|Timer_AppPool||The connection expired because a request waited too long in an application pool queue for a server application to de-queue and process it. This time-out duration is ConnectionTimeout. By default, this value is set to two minutes.|
|Timer_ConnectionIdle||The connection expired and remains idle. The default ConnectionTimeout duration is two minutes.|
|Timer_EntityBody||The connection expired before the request entity body arrived. When a request clearly has an entity body, the HTTP API turns on the Timer_EntityBody timer. At first, the limit of this timer is set to the ConnectionTimeout value (typically, two minutes). Every time that another data indication is received on this request, the HTTP API resets the timer to give the connection two more minutes (or whatever is specified in ConnectionTimeout).|
|Timer_HeaderWait||The connection expired because the header parsing for a request took more time than the default limit of two minutes.|
|Timer_MinBytesPerSecond||The connection expired because the client wasn't receiving a response at a reasonable speed. The response send rate was slower than the default of 240 bytes/sec. Which can be controlled with the MinFileBytesPerSec metabase property.|

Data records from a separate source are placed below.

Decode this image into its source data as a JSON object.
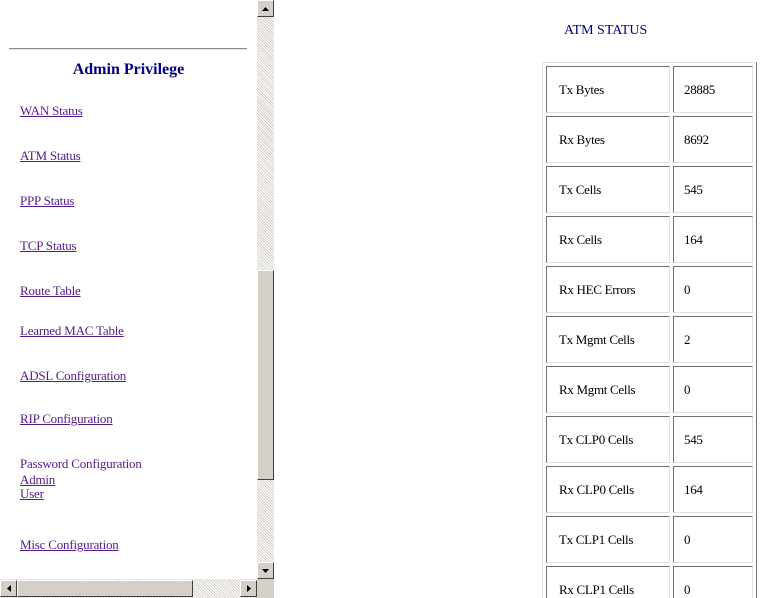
{
  "sidebar": {
    "heading": "Admin Privilege",
    "links": [
      {
        "label": "WAN Status"
      },
      {
        "label": "ATM Status"
      },
      {
        "label": "PPP Status"
      },
      {
        "label": "TCP Status"
      },
      {
        "label": "Route Table"
      },
      {
        "label": "Learned MAC Table"
      },
      {
        "label": "ADSL Configuration"
      },
      {
        "label": "RIP Configuration"
      }
    ],
    "password_config": {
      "label": "Password Configuration",
      "sub_links": [
        "Admin",
        "User"
      ]
    },
    "misc_config": "Misc Configuration"
  },
  "main": {
    "title": "ATM STATUS",
    "rows": [
      {
        "label": "Tx Bytes",
        "value": "28885"
      },
      {
        "label": "Rx Bytes",
        "value": "8692"
      },
      {
        "label": "Tx Cells",
        "value": "545"
      },
      {
        "label": "Rx Cells",
        "value": "164"
      },
      {
        "label": "Rx HEC Errors",
        "value": "0"
      },
      {
        "label": "Tx Mgmt Cells",
        "value": "2"
      },
      {
        "label": "Rx Mgmt Cells",
        "value": "0"
      },
      {
        "label": "Tx CLP0 Cells",
        "value": "545"
      },
      {
        "label": "Rx CLP0 Cells",
        "value": "164"
      },
      {
        "label": "Tx CLP1 Cells",
        "value": "0"
      },
      {
        "label": "Rx CLP1 Cells",
        "value": "0"
      }
    ]
  },
  "scrollbars": {
    "up_icon": "arrow-up-icon",
    "down_icon": "arrow-down-icon",
    "left_icon": "arrow-left-icon",
    "right_icon": "arrow-right-icon"
  },
  "colors": {
    "link": "#551a8b",
    "heading": "#000080",
    "scrollbar_face": "#d4d0c8"
  }
}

|Timer_ReqQueue||The connection expired because a request waited too long in an application pool queue for a server application to de-queue. This time-out duration is ConnectionTimeout. By default, this value is set to two minutes. Specific to Windows Vista and later versions and to Windows Server 2008 and later versions.|
|Timer_Response||Reserved. Currently not used.|
||The connection expired because Secure Sockets Layer (SSL) renegotiation between the client and server took longer than the default time-out of two minutes.
|URL||A parse error occurred while processing a URL.|
|URL_Length||A URL exceeded the maximum permitted size.|
|Verb||A parse error occurred while processing a verb.|
|Version_N/S||A version-not-supported error occurred (an HTTP error 505).|